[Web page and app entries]
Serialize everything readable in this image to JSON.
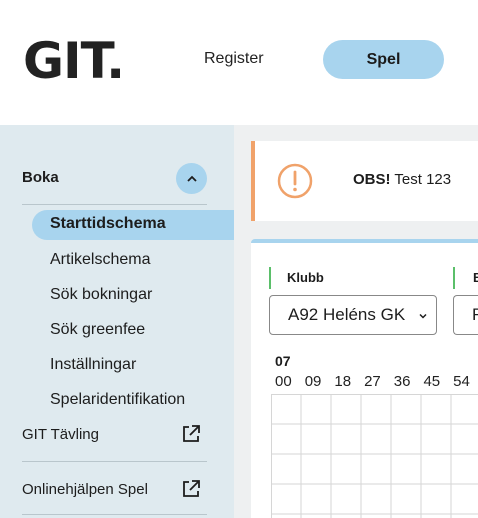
{
  "header": {
    "logo": "GIT.",
    "nav": [
      {
        "label": "Register"
      },
      {
        "label": "Spel",
        "active": true
      }
    ]
  },
  "sidebar": {
    "section_title": "Boka",
    "sub_items": [
      {
        "label": "Starttidschema",
        "active": true
      },
      {
        "label": "Artikelschema"
      },
      {
        "label": "Sök bokningar"
      },
      {
        "label": "Sök greenfee"
      },
      {
        "label": "Inställningar"
      },
      {
        "label": "Spelaridentifikation"
      }
    ],
    "links": [
      {
        "label": "GIT Tävling",
        "icon": "external-link-icon"
      },
      {
        "label": "Onlinehjälpen Spel",
        "icon": "external-link-icon"
      }
    ]
  },
  "notice": {
    "bold": "OBS!",
    "text": " Test 123",
    "icon": "warning-circle-icon",
    "accent_color": "#f0a26a"
  },
  "filters": {
    "klubb_label": "Klubb",
    "klubb_value": "A92 Heléns GK",
    "second_label": "B",
    "second_value": "F"
  },
  "schedule": {
    "hour": "07",
    "minutes": [
      "00",
      "09",
      "18",
      "27",
      "36",
      "45",
      "54"
    ]
  },
  "colors": {
    "accent": "#a8d4ee",
    "sidebar_bg": "#dfeaef",
    "main_bg": "#eef0f1",
    "status_green": "#5bbf6a"
  }
}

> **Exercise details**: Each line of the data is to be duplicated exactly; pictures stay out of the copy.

> **Answer section**:
Serialize everything readable in this image to JSON.
{
  "header": {
    "logo": "GIT.",
    "nav": [
      {
        "label": "Register"
      },
      {
        "label": "Spel",
        "active": true
      }
    ]
  },
  "sidebar": {
    "section_title": "Boka",
    "sub_items": [
      {
        "label": "Starttidschema",
        "active": true
      },
      {
        "label": "Artikelschema"
      },
      {
        "label": "Sök bokningar"
      },
      {
        "label": "Sök greenfee"
      },
      {
        "label": "Inställningar"
      },
      {
        "label": "Spelaridentifikation"
      }
    ],
    "links": [
      {
        "label": "GIT Tävling",
        "icon": "external-link-icon"
      },
      {
        "label": "Onlinehjälpen Spel",
        "icon": "external-link-icon"
      }
    ]
  },
  "notice": {
    "bold": "OBS!",
    "text": " Test 123",
    "icon": "warning-circle-icon",
    "accent_color": "#f0a26a"
  },
  "filters": {
    "klubb_label": "Klubb",
    "klubb_value": "A92 Heléns GK",
    "second_label": "B",
    "second_value": "F"
  },
  "schedule": {
    "hour": "07",
    "minutes": [
      "00",
      "09",
      "18",
      "27",
      "36",
      "45",
      "54"
    ]
  },
  "colors": {
    "accent": "#a8d4ee",
    "sidebar_bg": "#dfeaef",
    "main_bg": "#eef0f1",
    "status_green": "#5bbf6a"
  }
}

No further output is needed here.